All of this is still very much in the planning stages, so lots can change before we finally get down to building.
After the outhouse is built, I want to build a larger garden shed, next. For that, I would want to include at least one window (we’ve got lots of those lying about that we can salvage, too), and have the thicker walls with insulating material in the middle. Sawdust is the usual material mentioned, but we’ve got bags of insulation suitable for the job in the hayloft of the barn. Again, these will be practice buildings. How they work will help us decide if we do want to go all out and build a small house with this method.
Other things we’re looking to figure out what to do with are things like all the rocks we’ve got. We’ll be digging rocks out of the garden, for sure – that’s unending – but we also have rock piles all over the place, including one right next to our main power pole. Perhaps with the garden shed, we could use rocks as a base, instead of cinder blocks. Or we could use them to start building dry stacked stone walls along some fence lines? Or maybe an outdoor cooking area, complete with wind blocking walls? Who knows.
We are definitely looking at multi-year projects, here. Ideas and suggestions for future projects or techniques are, of course, very welcome!
But first, getting an outhouse built.

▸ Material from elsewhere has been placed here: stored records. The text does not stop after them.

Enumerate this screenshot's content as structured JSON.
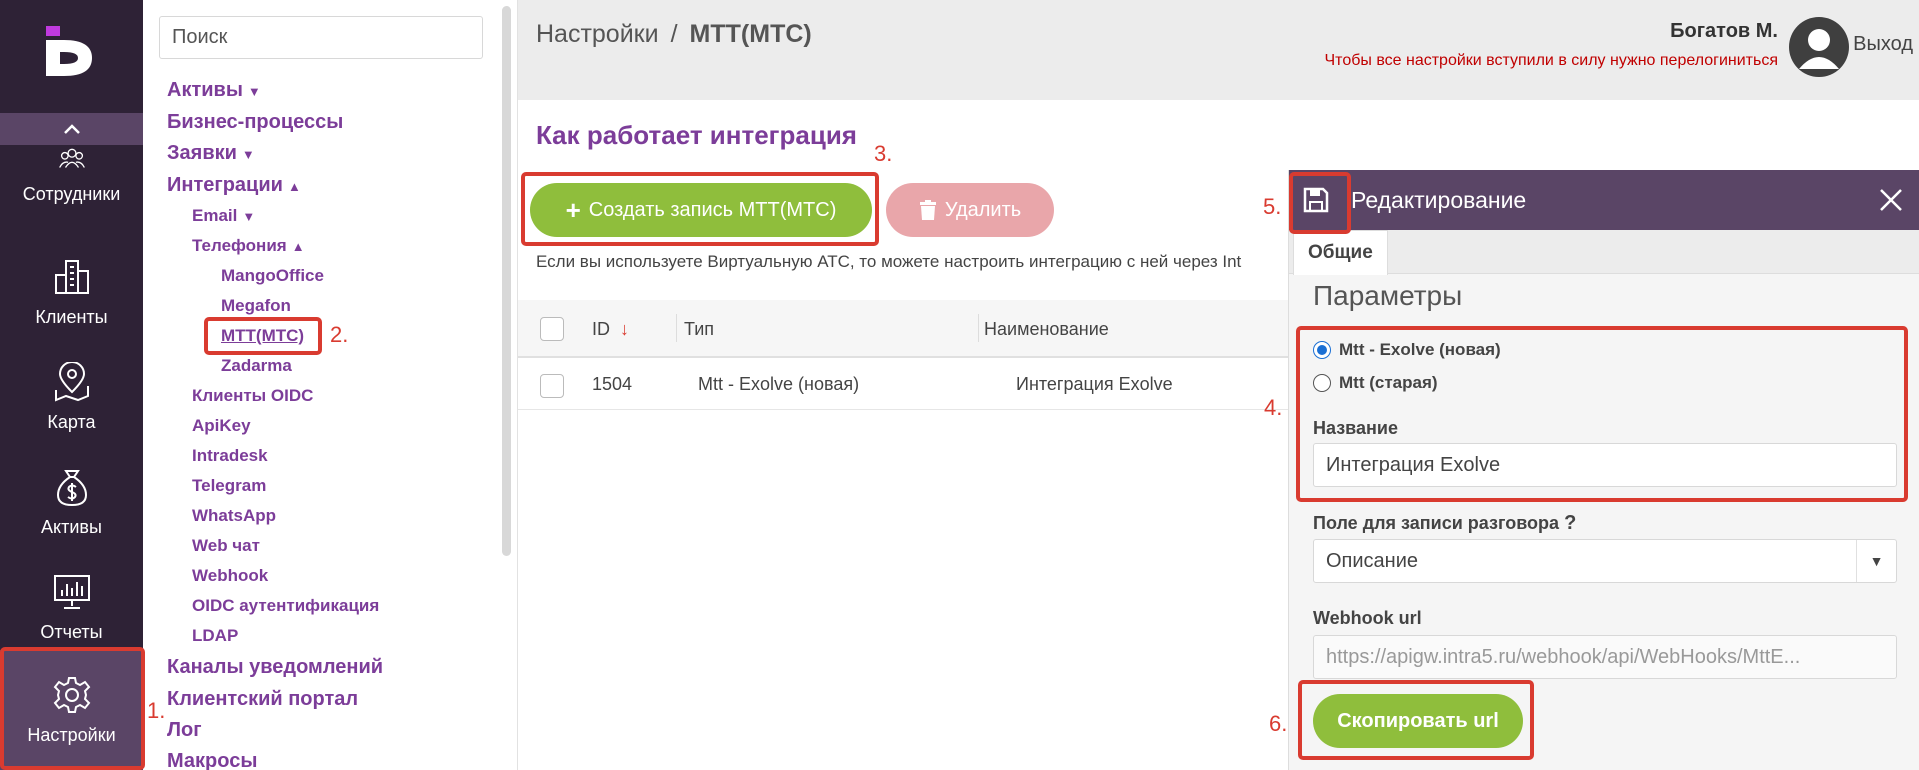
{
  "rail": {
    "items": [
      {
        "label": "Сотрудники",
        "icon": "users-icon"
      },
      {
        "label": "Клиенты",
        "icon": "buildings-icon"
      },
      {
        "label": "Карта",
        "icon": "map-pin-icon"
      },
      {
        "label": "Активы",
        "icon": "money-bag-icon"
      },
      {
        "label": "Отчеты",
        "icon": "monitor-chart-icon"
      },
      {
        "label": "Настройки",
        "icon": "gear-icon"
      }
    ]
  },
  "tree": {
    "search_placeholder": "Поиск",
    "aktivy": "Активы",
    "biz": "Бизнес-процессы",
    "zayavki": "Заявки",
    "integracii": "Интеграции",
    "email": "Email",
    "telefonia": "Телефония",
    "mango": "MangoOffice",
    "megafon": "Megafon",
    "mtt": "МТТ(МТС)",
    "zadarma": "Zadarma",
    "oidc_clients": "Клиенты OIDC",
    "apikey": "ApiKey",
    "intradesk": "Intradesk",
    "telegram": "Telegram",
    "whatsapp": "WhatsApp",
    "webchat": "Web чат",
    "webhook": "Webhook",
    "oidc_auth": "OIDC аутентификация",
    "ldap": "LDAP",
    "channels": "Каналы уведомлений",
    "portal": "Клиентский портал",
    "log": "Лог",
    "macros": "Макросы"
  },
  "header": {
    "crumb_root": "Настройки",
    "crumb_sep": "/",
    "crumb_current": "МТТ(МТС)",
    "user": "Богатов М.",
    "notice": "Чтобы все настройки вступили в силу нужно перелогиниться",
    "logout": "Выход"
  },
  "content": {
    "title": "Как работает интеграция",
    "create_btn": "Создать запись МТТ(МТС)",
    "delete_btn": "Удалить",
    "description": "Если вы используете Виртуальную АТС, то можете настроить интеграцию с ней через Int"
  },
  "table": {
    "headers": {
      "id": "ID",
      "type": "Тип",
      "name": "Наименование"
    },
    "rows": [
      {
        "id": "1504",
        "type": "Mtt - Exolve (новая)",
        "name": "Интеграция Exolve"
      }
    ]
  },
  "panel": {
    "title": "Редактирование",
    "tab": "Общие",
    "section": "Параметры",
    "radio_new": "Mtt - Exolve (новая)",
    "radio_old": "Mtt (старая)",
    "name_label": "Название",
    "name_value": "Интеграция Exolve",
    "record_label": "Поле для записи разговора",
    "record_help": "?",
    "record_value": "Описание",
    "webhook_label": "Webhook url",
    "webhook_value": "https://apigw.intra5.ru/webhook/api/WebHooks/MttE...",
    "copy_btn": "Скопировать url"
  },
  "annotations": [
    "1.",
    "2.",
    "3.",
    "4.",
    "5.",
    "6."
  ],
  "colors": {
    "accent": "#7c3d99",
    "rail": "#2e2236",
    "rail_active": "#5a4566",
    "green": "#8fbe3c",
    "danger": "#e9a6aa",
    "annotation": "#d93b30",
    "notice": "#c00000"
  }
}
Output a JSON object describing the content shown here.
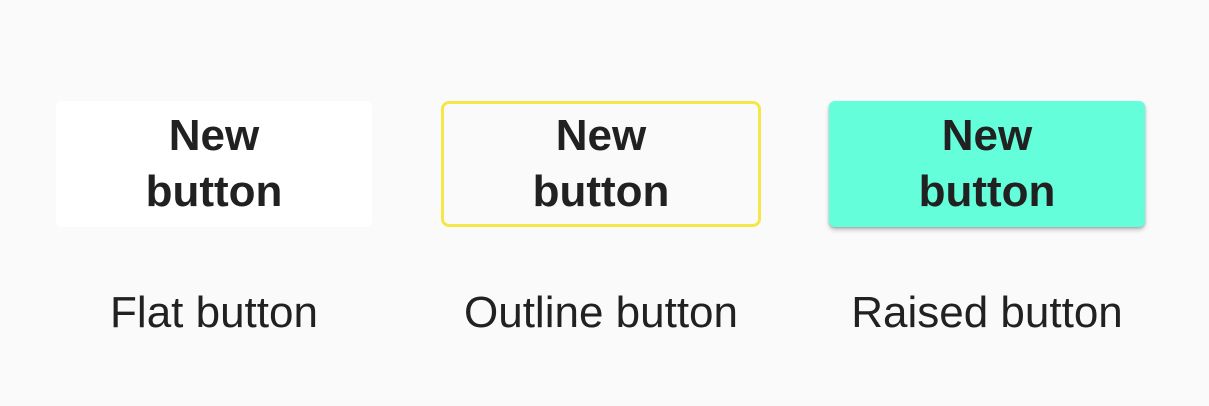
{
  "buttons": [
    {
      "label": "New button",
      "caption": "Flat button"
    },
    {
      "label": "New button",
      "caption": "Outline button"
    },
    {
      "label": "New button",
      "caption": "Raised button"
    }
  ],
  "colors": {
    "background": "#fafafa",
    "flat_fill": "#ffffff",
    "outline_border": "#f5e64a",
    "raised_fill": "#64ffda",
    "text": "#212121"
  }
}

Because, as much as I appreciate having it when we needed it, I never want to use a honey bucket again!